Task brief:
Each line below that includes the word "コントロール" is to be reported.

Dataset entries
-- Opening Marker --
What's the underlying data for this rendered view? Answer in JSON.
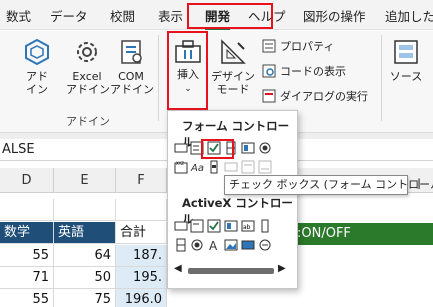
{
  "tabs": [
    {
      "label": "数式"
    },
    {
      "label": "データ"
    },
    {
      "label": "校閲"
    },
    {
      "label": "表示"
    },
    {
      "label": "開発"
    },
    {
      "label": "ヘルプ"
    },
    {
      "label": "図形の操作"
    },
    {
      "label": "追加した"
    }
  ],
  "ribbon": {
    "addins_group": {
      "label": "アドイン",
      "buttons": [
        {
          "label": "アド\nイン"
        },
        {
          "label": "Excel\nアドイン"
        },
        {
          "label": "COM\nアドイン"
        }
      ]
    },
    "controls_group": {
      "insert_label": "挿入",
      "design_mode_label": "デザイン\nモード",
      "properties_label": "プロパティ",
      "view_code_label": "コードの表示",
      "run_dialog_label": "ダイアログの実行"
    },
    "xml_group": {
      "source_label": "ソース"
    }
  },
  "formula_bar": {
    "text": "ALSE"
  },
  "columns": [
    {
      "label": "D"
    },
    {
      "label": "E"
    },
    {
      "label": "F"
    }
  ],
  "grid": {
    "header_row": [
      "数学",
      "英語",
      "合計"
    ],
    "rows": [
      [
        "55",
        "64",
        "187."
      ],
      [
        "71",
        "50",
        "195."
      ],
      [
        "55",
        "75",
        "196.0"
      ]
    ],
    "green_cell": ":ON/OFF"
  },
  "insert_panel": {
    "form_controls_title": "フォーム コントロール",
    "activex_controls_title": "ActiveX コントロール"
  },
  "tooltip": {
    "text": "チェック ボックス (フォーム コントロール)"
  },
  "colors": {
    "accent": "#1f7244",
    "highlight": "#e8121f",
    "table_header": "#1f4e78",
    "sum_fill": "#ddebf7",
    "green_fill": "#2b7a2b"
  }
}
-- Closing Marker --
Task solution:
    "form_controls_title": "フォーム コントロール",
    "activex_controls_title": "ActiveX コントロール"
    "text": "チェック ボックス (フォーム コントロール)"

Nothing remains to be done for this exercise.